● Records
****
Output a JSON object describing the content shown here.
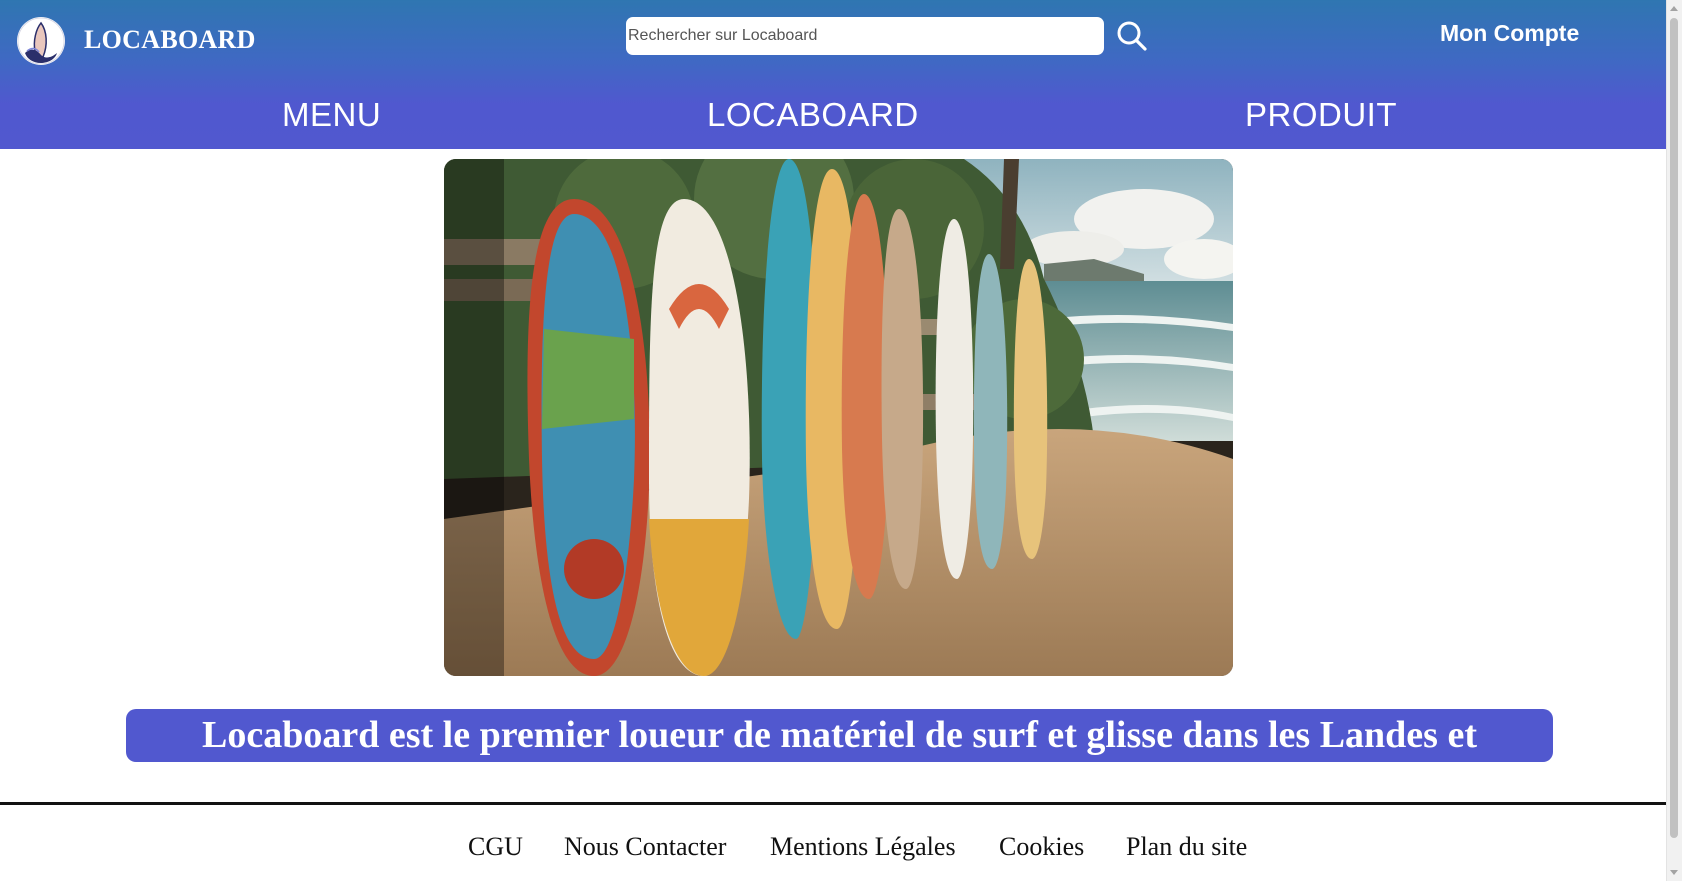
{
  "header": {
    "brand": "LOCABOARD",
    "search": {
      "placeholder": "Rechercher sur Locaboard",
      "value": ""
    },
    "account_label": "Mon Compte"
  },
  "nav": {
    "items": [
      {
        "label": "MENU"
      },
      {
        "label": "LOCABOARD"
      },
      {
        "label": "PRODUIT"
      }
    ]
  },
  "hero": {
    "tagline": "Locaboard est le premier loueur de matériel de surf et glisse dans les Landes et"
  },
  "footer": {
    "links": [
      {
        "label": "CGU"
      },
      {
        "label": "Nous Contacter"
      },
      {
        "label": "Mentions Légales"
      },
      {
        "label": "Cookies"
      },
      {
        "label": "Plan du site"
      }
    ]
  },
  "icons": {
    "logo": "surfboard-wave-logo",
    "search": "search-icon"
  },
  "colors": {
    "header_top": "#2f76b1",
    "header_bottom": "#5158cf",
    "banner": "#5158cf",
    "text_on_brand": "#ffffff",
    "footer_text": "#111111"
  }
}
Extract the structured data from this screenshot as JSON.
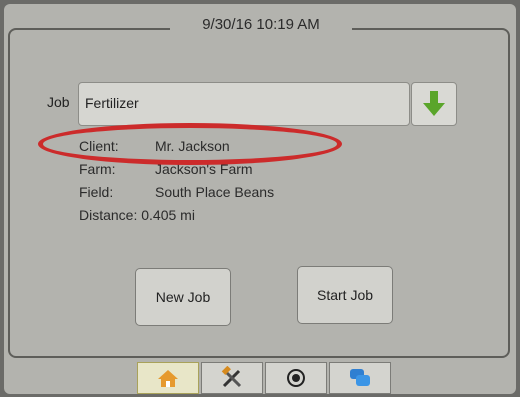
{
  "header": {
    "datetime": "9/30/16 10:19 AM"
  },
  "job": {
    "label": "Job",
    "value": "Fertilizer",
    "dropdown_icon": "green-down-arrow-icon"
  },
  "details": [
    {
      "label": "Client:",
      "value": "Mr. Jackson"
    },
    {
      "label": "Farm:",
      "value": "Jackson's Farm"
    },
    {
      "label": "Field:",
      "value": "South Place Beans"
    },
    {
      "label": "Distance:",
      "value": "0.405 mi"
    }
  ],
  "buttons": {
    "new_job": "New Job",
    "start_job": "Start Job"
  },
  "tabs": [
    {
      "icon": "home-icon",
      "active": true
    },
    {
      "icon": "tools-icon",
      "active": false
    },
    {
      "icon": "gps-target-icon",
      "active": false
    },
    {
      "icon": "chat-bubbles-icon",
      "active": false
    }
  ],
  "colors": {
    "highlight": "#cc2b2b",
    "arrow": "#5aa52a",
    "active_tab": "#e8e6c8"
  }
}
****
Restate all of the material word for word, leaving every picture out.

● Answer section
Output a JSON object describing the content shown here.
{
  "header": {
    "brand": "LOCABOARD",
    "search": {
      "placeholder": "Rechercher sur Locaboard",
      "value": ""
    },
    "account_label": "Mon Compte"
  },
  "nav": {
    "items": [
      {
        "label": "MENU"
      },
      {
        "label": "LOCABOARD"
      },
      {
        "label": "PRODUIT"
      }
    ]
  },
  "hero": {
    "tagline": "Locaboard est le premier loueur de matériel de surf et glisse dans les Landes et"
  },
  "footer": {
    "links": [
      {
        "label": "CGU"
      },
      {
        "label": "Nous Contacter"
      },
      {
        "label": "Mentions Légales"
      },
      {
        "label": "Cookies"
      },
      {
        "label": "Plan du site"
      }
    ]
  },
  "icons": {
    "logo": "surfboard-wave-logo",
    "search": "search-icon"
  },
  "colors": {
    "header_top": "#2f76b1",
    "header_bottom": "#5158cf",
    "banner": "#5158cf",
    "text_on_brand": "#ffffff",
    "footer_text": "#111111"
  }
}
Extract the structured data from this screenshot as JSON.
{
  "header": {
    "datetime": "9/30/16 10:19 AM"
  },
  "job": {
    "label": "Job",
    "value": "Fertilizer",
    "dropdown_icon": "green-down-arrow-icon"
  },
  "details": [
    {
      "label": "Client:",
      "value": "Mr. Jackson"
    },
    {
      "label": "Farm:",
      "value": "Jackson's Farm"
    },
    {
      "label": "Field:",
      "value": "South Place Beans"
    },
    {
      "label": "Distance:",
      "value": "0.405 mi"
    }
  ],
  "buttons": {
    "new_job": "New Job",
    "start_job": "Start Job"
  },
  "tabs": [
    {
      "icon": "home-icon",
      "active": true
    },
    {
      "icon": "tools-icon",
      "active": false
    },
    {
      "icon": "gps-target-icon",
      "active": false
    },
    {
      "icon": "chat-bubbles-icon",
      "active": false
    }
  ],
  "colors": {
    "highlight": "#cc2b2b",
    "arrow": "#5aa52a",
    "active_tab": "#e8e6c8"
  }
}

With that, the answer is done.